From the first line to the last, reproduce the records exactly as they appear below.

## Data entries:

::::::

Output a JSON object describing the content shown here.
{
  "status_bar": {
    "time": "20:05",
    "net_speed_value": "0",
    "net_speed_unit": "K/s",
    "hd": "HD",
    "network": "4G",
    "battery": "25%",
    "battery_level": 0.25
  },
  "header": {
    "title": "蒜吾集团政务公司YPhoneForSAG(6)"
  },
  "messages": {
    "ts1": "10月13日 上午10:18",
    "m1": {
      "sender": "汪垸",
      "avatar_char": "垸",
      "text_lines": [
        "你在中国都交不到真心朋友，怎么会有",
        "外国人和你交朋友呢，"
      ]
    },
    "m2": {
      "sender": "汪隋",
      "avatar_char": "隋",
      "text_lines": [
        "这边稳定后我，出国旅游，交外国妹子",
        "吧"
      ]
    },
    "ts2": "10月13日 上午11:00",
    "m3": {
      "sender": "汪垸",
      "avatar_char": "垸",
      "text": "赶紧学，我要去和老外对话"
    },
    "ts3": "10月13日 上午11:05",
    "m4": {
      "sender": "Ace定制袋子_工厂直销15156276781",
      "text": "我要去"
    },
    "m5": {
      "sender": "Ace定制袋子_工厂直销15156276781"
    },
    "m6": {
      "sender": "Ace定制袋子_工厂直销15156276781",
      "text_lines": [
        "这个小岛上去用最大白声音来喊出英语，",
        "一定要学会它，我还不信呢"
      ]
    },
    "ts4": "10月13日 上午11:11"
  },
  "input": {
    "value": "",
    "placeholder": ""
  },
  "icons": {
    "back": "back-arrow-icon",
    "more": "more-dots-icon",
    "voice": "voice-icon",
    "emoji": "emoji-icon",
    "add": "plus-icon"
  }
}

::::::

## Response:
Output a JSON object describing the content shown here.
{
  "status_bar": {
    "time": "20:05",
    "net_speed_value": "0",
    "net_speed_unit": "K/s",
    "hd": "HD",
    "network": "4G",
    "battery": "25%",
    "battery_level": 0.25
  },
  "header": {
    "title": "蒜吾集团政务公司YPhoneForSAG(6)"
  },
  "messages": {
    "ts1": "10月13日 上午10:18",
    "m1": {
      "sender": "汪垸",
      "avatar_char": "垸",
      "text_lines": [
        "你在中国都交不到真心朋友，怎么会有",
        "外国人和你交朋友呢，"
      ]
    },
    "m2": {
      "sender": "汪隋",
      "avatar_char": "隋",
      "text_lines": [
        "这边稳定后我，出国旅游，交外国妹子",
        "吧"
      ]
    },
    "ts2": "10月13日 上午11:00",
    "m3": {
      "sender": "汪垸",
      "avatar_char": "垸",
      "text": "赶紧学，我要去和老外对话"
    },
    "ts3": "10月13日 上午11:05",
    "m4": {
      "sender": "Ace定制袋子_工厂直销15156276781",
      "text": "我要去"
    },
    "m5": {
      "sender": "Ace定制袋子_工厂直销15156276781"
    },
    "m6": {
      "sender": "Ace定制袋子_工厂直销15156276781",
      "text_lines": [
        "这个小岛上去用最大白声音来喊出英语，",
        "一定要学会它，我还不信呢"
      ]
    },
    "ts4": "10月13日 上午11:11"
  },
  "input": {
    "value": "",
    "placeholder": ""
  },
  "icons": {
    "back": "back-arrow-icon",
    "more": "more-dots-icon",
    "voice": "voice-icon",
    "emoji": "emoji-icon",
    "add": "plus-icon"
  }
}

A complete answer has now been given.